> What the task requires:
Without adding anything, give again the lines from the one holding "What data populates" through the final line of the records, exactly, with both ends included and pictures dropped.

> Component data from apps and pages:

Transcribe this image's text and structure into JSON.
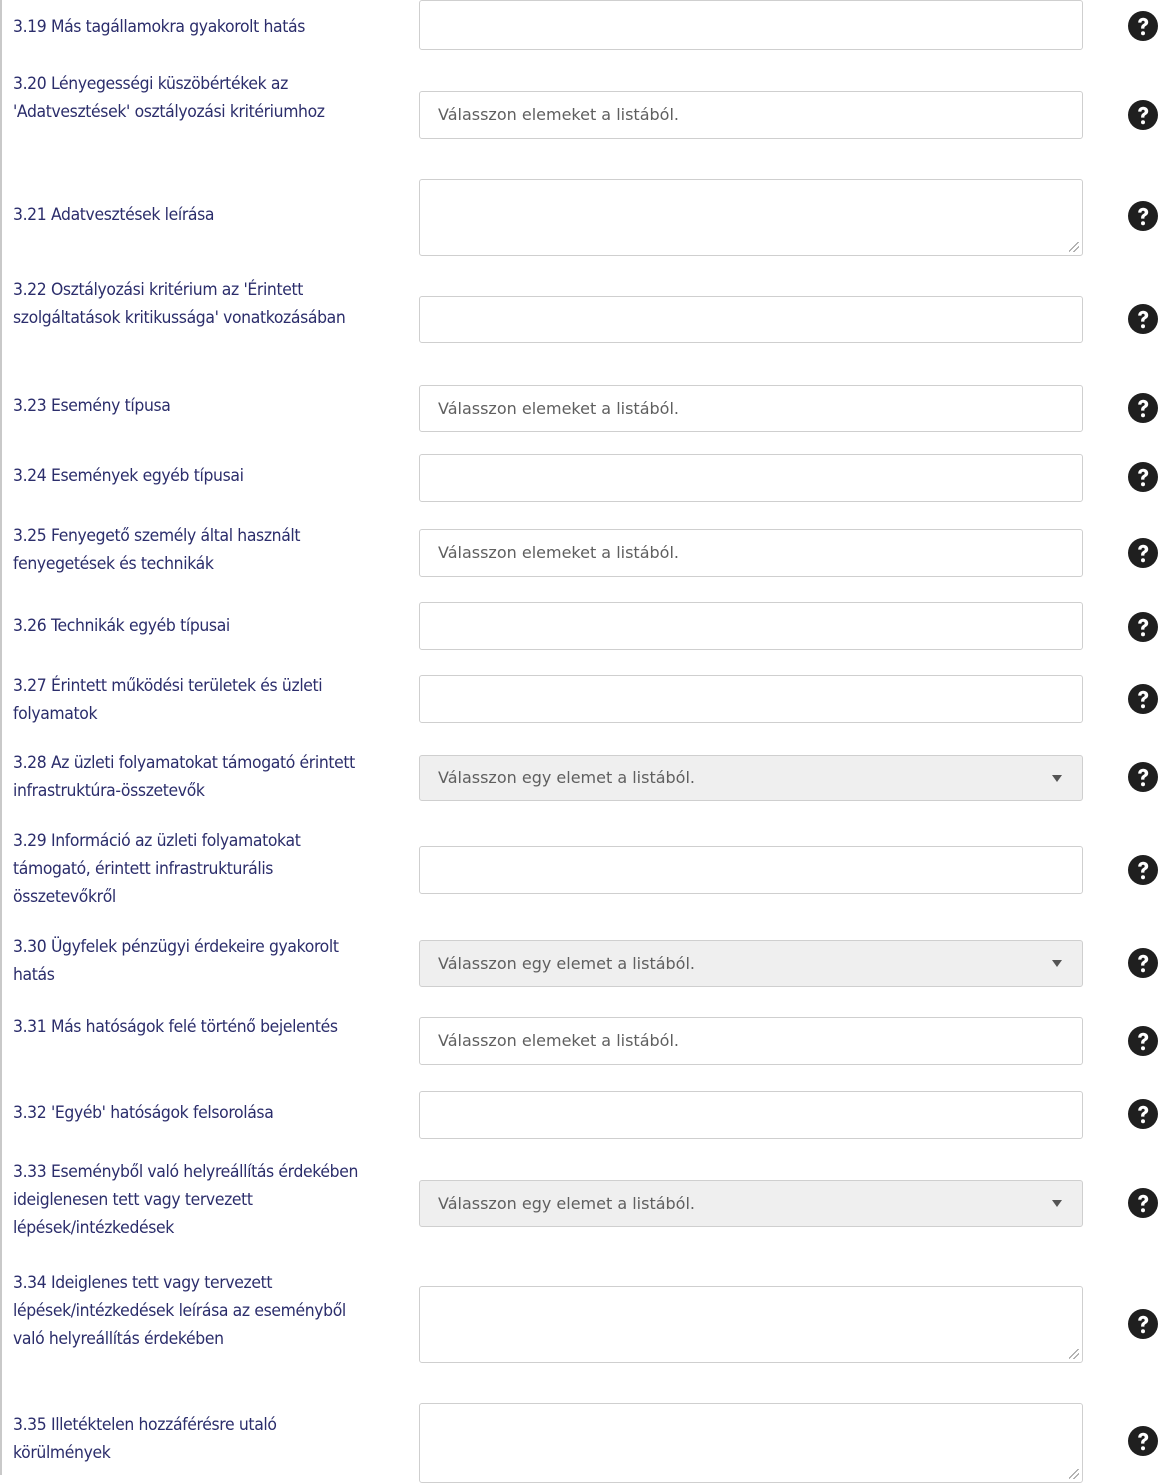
{
  "colors": {
    "label": "#2b2d6b",
    "help_icon": "#1f1f1f",
    "select_bg": "#efefef",
    "border": "#cfcfcf"
  },
  "rows": [
    {
      "label": "3.19 Más tagállamokra gyakorolt hatás",
      "control": "text",
      "value": "",
      "help_icon": "question-circle-icon"
    },
    {
      "label": "3.20 Lényegességi küszöbértékek az 'Adatvesztések' osztályozási kritériumhoz",
      "control": "multiselect",
      "placeholder": "Válasszon elemeket a listából.",
      "help_icon": "question-circle-icon"
    },
    {
      "label": "3.21 Adatvesztések leírása",
      "control": "textarea",
      "value": "",
      "help_icon": "question-circle-icon"
    },
    {
      "label": "3.22 Osztályozási kritérium az 'Érintett szolgáltatások kritikussága' vonatkozásában",
      "control": "text",
      "value": "",
      "help_icon": "question-circle-icon"
    },
    {
      "label": "3.23 Esemény típusa",
      "control": "multiselect",
      "placeholder": "Válasszon elemeket a listából.",
      "help_icon": "question-circle-icon"
    },
    {
      "label": "3.24 Események egyéb típusai",
      "control": "text",
      "value": "",
      "help_icon": "question-circle-icon"
    },
    {
      "label": "3.25 Fenyegető személy által használt fenyegetések és technikák",
      "control": "multiselect",
      "placeholder": "Válasszon elemeket a listából.",
      "help_icon": "question-circle-icon"
    },
    {
      "label": "3.26 Technikák egyéb típusai",
      "control": "text",
      "value": "",
      "help_icon": "question-circle-icon"
    },
    {
      "label": "3.27 Érintett működési területek és üzleti folyamatok",
      "control": "text",
      "value": "",
      "help_icon": "question-circle-icon"
    },
    {
      "label": "3.28 Az üzleti folyamatokat támogató érintett infrastruktúra-összetevők",
      "control": "select",
      "placeholder": "Válasszon egy elemet a listából.",
      "help_icon": "question-circle-icon"
    },
    {
      "label": "3.29 Információ az üzleti folyamatokat támogató, érintett infrastrukturális összetevőkről",
      "control": "text",
      "value": "",
      "help_icon": "question-circle-icon"
    },
    {
      "label": "3.30 Ügyfelek pénzügyi érdekeire gyakorolt hatás",
      "control": "select",
      "placeholder": "Válasszon egy elemet a listából.",
      "help_icon": "question-circle-icon"
    },
    {
      "label": "3.31 Más hatóságok felé történő bejelentés",
      "control": "multiselect",
      "placeholder": "Válasszon elemeket a listából.",
      "help_icon": "question-circle-icon"
    },
    {
      "label": "3.32 'Egyéb' hatóságok felsorolása",
      "control": "text",
      "value": "",
      "help_icon": "question-circle-icon"
    },
    {
      "label": "3.33 Eseményből való helyreállítás érdekében ideiglenesen tett vagy tervezett lépések/intézkedések",
      "control": "select",
      "placeholder": "Válasszon egy elemet a listából.",
      "help_icon": "question-circle-icon"
    },
    {
      "label": "3.34 Ideiglenes tett vagy tervezett lépések/intézkedések leírása az eseményből való helyreállítás érdekében",
      "control": "textarea",
      "value": "",
      "help_icon": "question-circle-icon"
    },
    {
      "label": "3.35 Illetéktelen hozzáférésre utaló körülmények",
      "control": "textarea",
      "value": "",
      "help_icon": "question-circle-icon"
    }
  ]
}
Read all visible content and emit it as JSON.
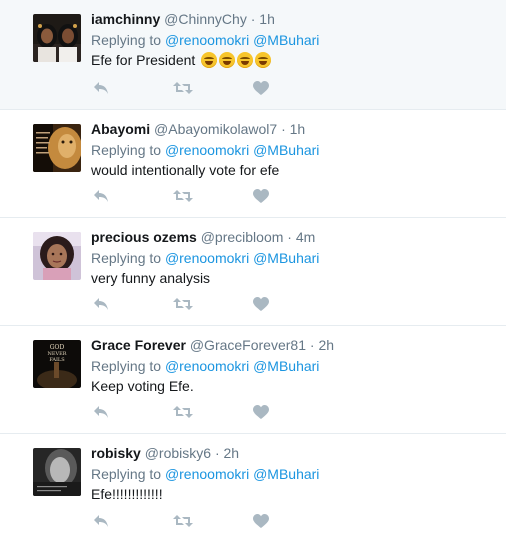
{
  "tweets": [
    {
      "name": "iamchinny",
      "handle": "@ChinnyChy",
      "time": "1h",
      "replying_prefix": "Replying to",
      "mention1": "@renoomokri",
      "mention2": "@MBuhari",
      "text": "Efe for President",
      "emoji": "face-with-tears-of-joy",
      "emoji_count": 4
    },
    {
      "name": "Abayomi",
      "handle": "@Abayomikolawol7",
      "time": "1h",
      "replying_prefix": "Replying to",
      "mention1": "@renoomokri",
      "mention2": "@MBuhari",
      "text": "would intentionally vote for efe"
    },
    {
      "name": "precious ozems",
      "handle": "@precibloom",
      "time": "4m",
      "replying_prefix": "Replying to",
      "mention1": "@renoomokri",
      "mention2": "@MBuhari",
      "text": "very funny analysis"
    },
    {
      "name": "Grace Forever",
      "handle": "@GraceForever81",
      "time": "2h",
      "replying_prefix": "Replying to",
      "mention1": "@renoomokri",
      "mention2": "@MBuhari",
      "text": "Keep voting Efe.",
      "avatar_text_1": "GOD",
      "avatar_text_2": "NEVER",
      "avatar_text_3": "FAILS"
    },
    {
      "name": "robisky",
      "handle": "@robisky6",
      "time": "2h",
      "replying_prefix": "Replying to",
      "mention1": "@renoomokri",
      "mention2": "@MBuhari",
      "text": "Efe!!!!!!!!!!!!!"
    }
  ],
  "dot": "·",
  "icons": {
    "reply": "reply-icon",
    "retweet": "retweet-icon",
    "like": "heart-icon"
  },
  "colors": {
    "link": "#1b95e0",
    "muted": "#657786",
    "icon": "#aab8c2",
    "highlight_bg": "#f5f8fa"
  }
}
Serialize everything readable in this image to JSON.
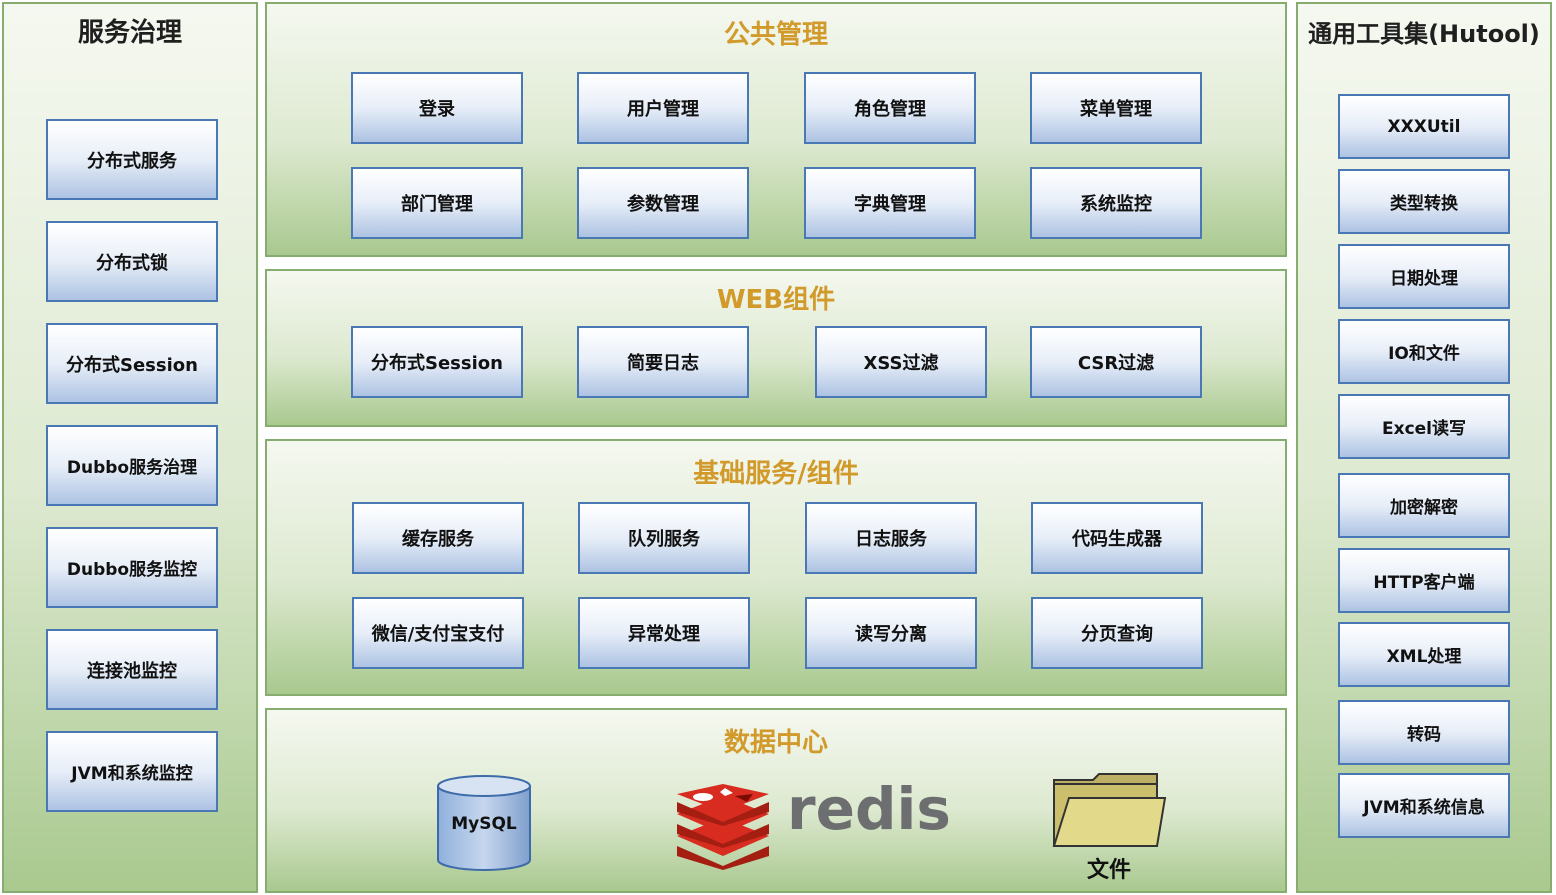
{
  "left_panel": {
    "title": "服务治理",
    "items": [
      "分布式服务",
      "分布式锁",
      "分布式Session",
      "Dubbo服务治理",
      "Dubbo服务监控",
      "连接池监控",
      "JVM和系统监控"
    ]
  },
  "public_mgmt": {
    "title": "公共管理",
    "items": [
      "登录",
      "用户管理",
      "角色管理",
      "菜单管理",
      "部门管理",
      "参数管理",
      "字典管理",
      "系统监控"
    ]
  },
  "web_components": {
    "title": "WEB组件",
    "items": [
      "分布式Session",
      "简要日志",
      "XSS过滤",
      "CSR过滤"
    ]
  },
  "base_services": {
    "title": "基础服务/组件",
    "items": [
      "缓存服务",
      "队列服务",
      "日志服务",
      "代码生成器",
      "微信/支付宝支付",
      "异常处理",
      "读写分离",
      "分页查询"
    ]
  },
  "data_center": {
    "title": "数据中心",
    "mysql_label": "MySQL",
    "redis_label": "redis",
    "file_label": "文件",
    "icons": [
      "database-cylinder-icon",
      "redis-logo-icon",
      "folder-icon"
    ]
  },
  "right_panel": {
    "title": "通用工具集(Hutool)",
    "items": [
      "XXXUtil",
      "类型转换",
      "日期处理",
      "IO和文件",
      "Excel读写",
      "加密解密",
      "HTTP客户端",
      "XML处理",
      "转码",
      "JVM和系统信息"
    ]
  },
  "colors": {
    "panel_border": "#86ad6f",
    "box_border": "#4a78b4",
    "gold_title": "#d19a2a",
    "redis_red": "#d82c20",
    "redis_text": "#6d6e70",
    "folder": "#cbbf6e"
  }
}
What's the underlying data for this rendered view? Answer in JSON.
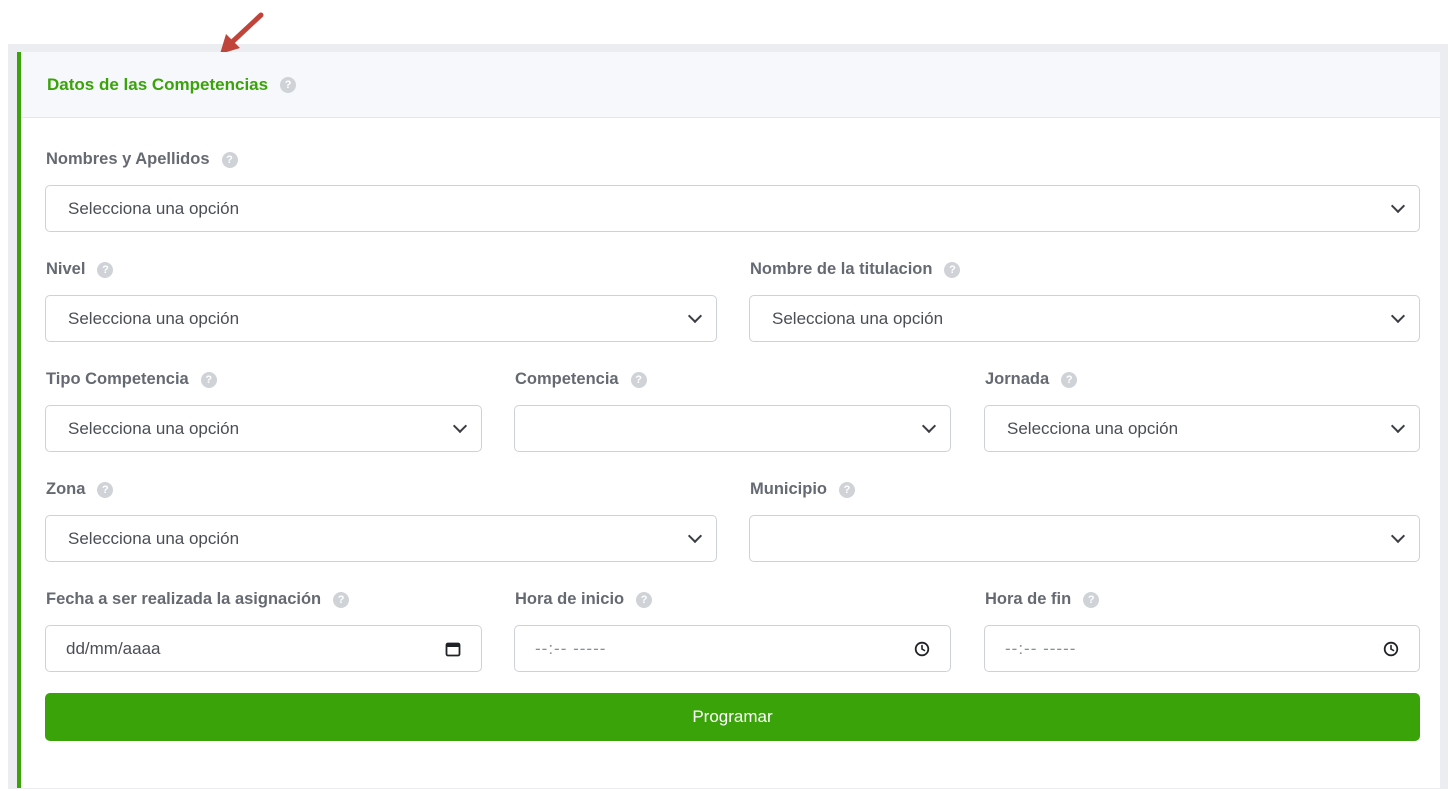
{
  "form": {
    "title": "Datos de las Competencias",
    "help_glyph": "?",
    "fields": {
      "nombres": {
        "label": "Nombres y Apellidos",
        "value": "Selecciona una opción"
      },
      "nivel": {
        "label": "Nivel",
        "value": "Selecciona una opción"
      },
      "titulacion": {
        "label": "Nombre de la titulacion",
        "value": "Selecciona una opción"
      },
      "tipo_competencia": {
        "label": "Tipo Competencia",
        "value": "Selecciona una opción"
      },
      "competencia": {
        "label": "Competencia",
        "value": ""
      },
      "jornada": {
        "label": "Jornada",
        "value": "Selecciona una opción"
      },
      "zona": {
        "label": "Zona",
        "value": "Selecciona una opción"
      },
      "municipio": {
        "label": "Municipio",
        "value": ""
      },
      "fecha": {
        "label": "Fecha a ser realizada la asignación",
        "placeholder": "dd/mm/aaaa"
      },
      "hora_inicio": {
        "label": "Hora de inicio",
        "placeholder": "--:-- -----"
      },
      "hora_fin": {
        "label": "Hora de fin",
        "placeholder": "--:-- -----"
      }
    },
    "submit_label": "Programar"
  },
  "colors": {
    "accent": "#3aa30a",
    "annotation_arrow": "#c0443a"
  },
  "icons": [
    "help-icon",
    "chevron-down-icon",
    "calendar-icon",
    "clock-icon",
    "annotation-arrow"
  ]
}
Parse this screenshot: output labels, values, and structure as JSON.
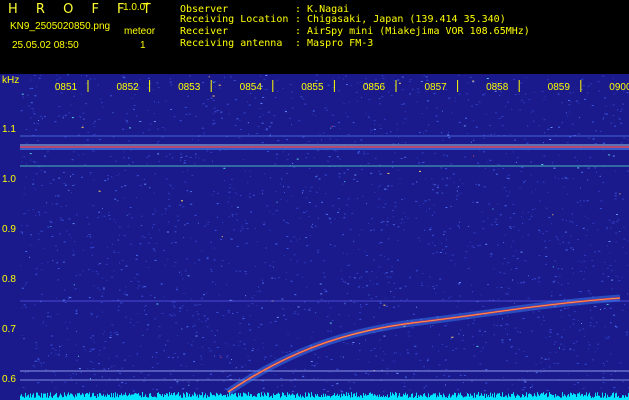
{
  "header": {
    "brand": "H R O F F T",
    "version": "1.0.0f",
    "filename": "KN9_2505020850.png",
    "meteor_label": "meteor",
    "datetime": "25.05.02 08:50",
    "meteor_count": "1"
  },
  "info": [
    {
      "key": "Observer",
      "value": ": K.Nagai"
    },
    {
      "key": "Receiving Location",
      "value": ": Chigasaki, Japan (139.414 35.340)"
    },
    {
      "key": "Receiver",
      "value": ": AirSpy mini (Miakejima VOR 108.65MHz)"
    },
    {
      "key": "Receiving antenna",
      "value": ": Maspro FM-3"
    }
  ],
  "spectrogram": {
    "y_unit": "kHz",
    "y_ticks": [
      "1.1",
      "1.0",
      "0.9",
      "0.8",
      "0.7",
      "0.6"
    ],
    "x_ticks": [
      "0851",
      "0852",
      "0853",
      "0854",
      "0855",
      "0856",
      "0857",
      "0858",
      "0859",
      "0900"
    ],
    "colors": {
      "background": "#1a1a8c",
      "noise": "#3a4ad0",
      "signal": "#ff3030",
      "baseline": "#00e5ff",
      "label": "#ffff00"
    }
  }
}
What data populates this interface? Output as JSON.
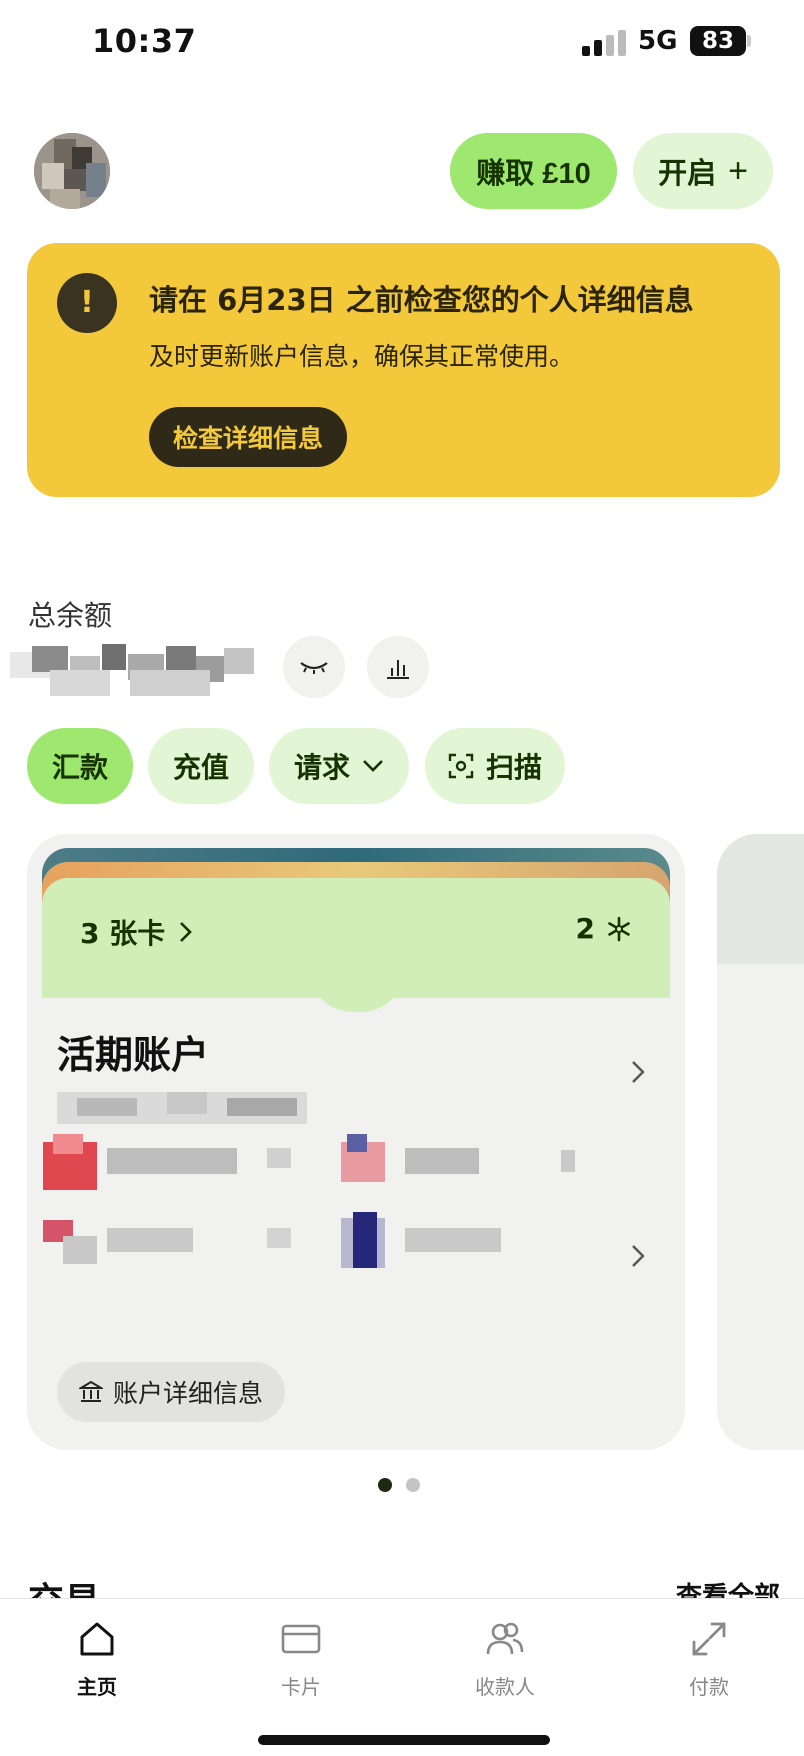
{
  "status_bar": {
    "time": "10:37",
    "network": "5G",
    "battery": "83"
  },
  "header": {
    "earn_label": "赚取 £10",
    "open_label": "开启"
  },
  "alert": {
    "icon": "!",
    "title": "请在 6月23日 之前检查您的个人详细信息",
    "body": "及时更新账户信息，确保其正常使用。",
    "button": "检查详细信息"
  },
  "balance": {
    "label": "总余额"
  },
  "actions": {
    "send": "汇款",
    "topup": "充值",
    "request": "请求",
    "scan": "扫描"
  },
  "account_card": {
    "cards_count": "3 张卡",
    "frozen_count": "2",
    "title": "活期账户",
    "details_button": "账户详细信息"
  },
  "pager": {
    "total": 2,
    "active": 1
  },
  "transactions": {
    "title": "交易",
    "view_all": "查看全部"
  },
  "bottom_nav": {
    "home": "主页",
    "cards": "卡片",
    "recipients": "收款人",
    "pay": "付款"
  },
  "colors": {
    "accent": "#9fe870",
    "accent_soft": "#e2f6d5",
    "alert": "#f4c83b",
    "ink": "#163300"
  },
  "icons": [
    "signal-icon",
    "battery-icon",
    "plus-icon",
    "alert-icon",
    "eye-closed-icon",
    "bar-chart-icon",
    "chevron-down-icon",
    "scan-icon",
    "chevron-right-icon",
    "snowflake-icon",
    "bank-icon",
    "home-icon",
    "card-icon",
    "people-icon",
    "transfer-icon"
  ]
}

> Task response:
What data populates this interface? Output as JSON.
{
  "status_bar": {
    "time": "10:37",
    "network": "5G",
    "battery": "83"
  },
  "header": {
    "earn_label": "赚取 £10",
    "open_label": "开启"
  },
  "alert": {
    "icon": "!",
    "title": "请在 6月23日 之前检查您的个人详细信息",
    "body": "及时更新账户信息，确保其正常使用。",
    "button": "检查详细信息"
  },
  "balance": {
    "label": "总余额"
  },
  "actions": {
    "send": "汇款",
    "topup": "充值",
    "request": "请求",
    "scan": "扫描"
  },
  "account_card": {
    "cards_count": "3 张卡",
    "frozen_count": "2",
    "title": "活期账户",
    "details_button": "账户详细信息"
  },
  "pager": {
    "total": 2,
    "active": 1
  },
  "transactions": {
    "title": "交易",
    "view_all": "查看全部"
  },
  "bottom_nav": {
    "home": "主页",
    "cards": "卡片",
    "recipients": "收款人",
    "pay": "付款"
  },
  "colors": {
    "accent": "#9fe870",
    "accent_soft": "#e2f6d5",
    "alert": "#f4c83b",
    "ink": "#163300"
  },
  "icons": [
    "signal-icon",
    "battery-icon",
    "plus-icon",
    "alert-icon",
    "eye-closed-icon",
    "bar-chart-icon",
    "chevron-down-icon",
    "scan-icon",
    "chevron-right-icon",
    "snowflake-icon",
    "bank-icon",
    "home-icon",
    "card-icon",
    "people-icon",
    "transfer-icon"
  ]
}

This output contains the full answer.